Italian Ice and Fire
By Geary Danihy
Watching John Patrick Shanley’s “Italian American Reconciliation,” which recently opened at Long Wharf Theatre under the direction of Eric Ting, is like being a fly on the wall of some Italian-American club, which was apparently Shanley’s intention, for we get to see what appears to be unscripted, emotional moments in the lives of five characters who represent, for better or worse, Italian types. From the fly’s point of view, the drama, such as it is, is less important than the movements and sounds made by these fascinating creatures.
The mood is set long before the “curtain” goes up, for as the audience enters to finds seats, Aldo Scalicki (John Procaccino) is sitting at one of the meeting hall tables, apparently a lingering guest from a recent wedding reception – the crepe hangs sadly, the lights are harsh as Aldo acknowledges various audience members while playing the table like a bongo. Behind him, Teresa (Stephanie DiMaggio) listlessly fingers an accordion, hard-as-nails Janice (Lisa Birnbaum) appears, shakes her head disapprovingly, and bustles off as Aunt May (Socorro Santiago) begins to bus tables.

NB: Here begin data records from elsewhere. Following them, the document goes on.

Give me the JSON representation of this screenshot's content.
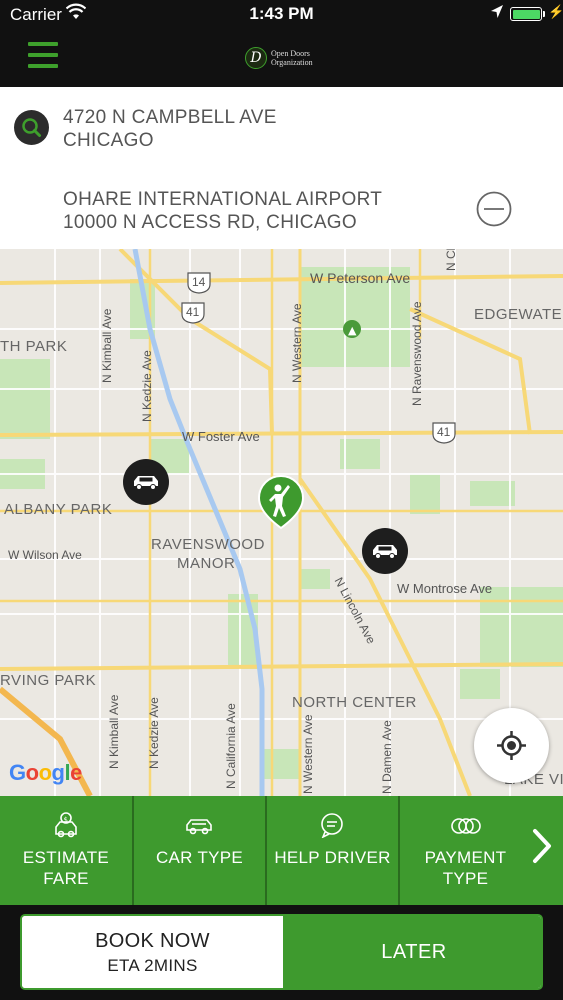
{
  "status_bar": {
    "carrier": "Carrier",
    "time": "1:43 PM"
  },
  "header": {
    "logo_letter": "D",
    "logo_line1": "Open Doors",
    "logo_line2": "Organization"
  },
  "pickup": {
    "line1": "4720 N CAMPBELL AVE",
    "line2": "CHICAGO"
  },
  "destination": {
    "line1": "OHARE INTERNATIONAL AIRPORT",
    "line2": "10000 N ACCESS RD, CHICAGO"
  },
  "map": {
    "labels": {
      "peterson": "W Peterson Ave",
      "foster": "W Foster Ave",
      "wilson": "W Wilson Ave",
      "montrose": "W Montrose Ave",
      "edgewater": "EDGEWATER",
      "th_park": "TH PARK",
      "albany_park": "ALBANY PARK",
      "ravenswood_1": "RAVENSWOOD",
      "ravenswood_2": "MANOR",
      "irving_park": "RVING PARK",
      "north_center": "NORTH CENTER",
      "lake_view": "LAKE VI",
      "kimball_top": "N Kimball Ave",
      "kedzie_top": "N Kedzie Ave",
      "western_top": "N Western Ave",
      "ravenswood_ave": "N Ravenswood Ave",
      "lincoln": "N Lincoln Ave",
      "kimball_bot": "N Kimball Ave",
      "kedzie_bot": "N Kedzie Ave",
      "california": "N California Ave",
      "western_bot": "N Western Ave",
      "damen": "N Damen Ave",
      "clark_partial": "N Cl",
      "route_14": "14",
      "route_41a": "41",
      "route_41b": "41"
    },
    "attribution": "Google"
  },
  "actions": [
    {
      "label_1": "ESTIMATE",
      "label_2": "FARE",
      "icon": "estimate-fare-icon"
    },
    {
      "label_1": "CAR TYPE",
      "label_2": "",
      "icon": "car-type-icon"
    },
    {
      "label_1": "HELP DRIVER",
      "label_2": "",
      "icon": "help-driver-icon"
    },
    {
      "label_1": "PAYMENT",
      "label_2": "TYPE",
      "icon": "payment-type-icon"
    }
  ],
  "booking": {
    "book_now": "BOOK NOW",
    "eta": "ETA 2MINS",
    "later": "LATER"
  },
  "colors": {
    "brand_green": "#3e9a2e",
    "header_black": "#111111"
  }
}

The only missing character in this “family” the audience is asked to join is Huey Buonfigliano (Mike Crane), Janice’s ex-husband, who is soon called upon to make an appearance by Aldo, who wishes to tell Joey’s story to the audience and thus convey some wisdom about life, love and being Italian.
Joey, who’s taken to writing poetry and, May notes, currently dresses like the Count of Monte Cristo, wants Janice back so he can regain his sense of self, but to do so he must ditch Teresa. He enlists Aldo to help him accomplish these tasks, even though Joey’s girlfriends hate Aldo, perhaps because, Aldo claims in self-defense, he disdains marriage. Other believe it’s because he’s a Momma’s boy. As for plot – well, that’s about it, but plot is not very important here, for pleasure in Shanley’s play can be found in watching these characters interact, caught as they are in an ethnic web not of their own making.
Thus, the key moments in the evening are set pieces that allow the characters to gnaw a little on each other, for if you can’t gnaw on friends and family, whom can you gnaw on? The best of the gnawing is, first, Teresa pouring out her heart to Aunt May about wanting to break it off with Huey, only to have Huey arrive and announce it’s over between them, which elicits a plaintive “Don’t leave me!” from Teresa, followed by her vivisecting Joey. The heart has its own logic.
Then there’s an extended balcony scene in the second act that features Aldo trying to come to terms with Janice and her death wish for him, followed by Huey trying to work out why Janice first killed his dog then tried to kill him.
Since there’s no plot there’s no resolution, save for Aldo summing up the evening with the play’s “message,” followed by a curtain call that has the cast members dancing to “Mambo Italiano.”
Procaccino and Crane are enjoyable as the two Italian males trying to work out the mechanics and metaphysics of machismo. Perhaps a bit more physicality between the two might have been in order (You grow up with a guy, you punch him in the shoulder to show your affection). However, it’s the girls who shine, especially DiMaggio and Birnbaum, who have “Italian” down pat. With gestures that speak volumes and ice-pick put-downs, these two dominate the stage as they create the heaven and hell that, as Shanley would have it, is part and parcel of loving an Italian woman. As they attack with viperfish tongues, cake knife and zip gun, be thankful that you are safely ensconced in the audience.
“Italian American Reconciliation” runs through Sunday, May 22. For tickets or more information call 203-787-4284 or go to www.longwharf.org.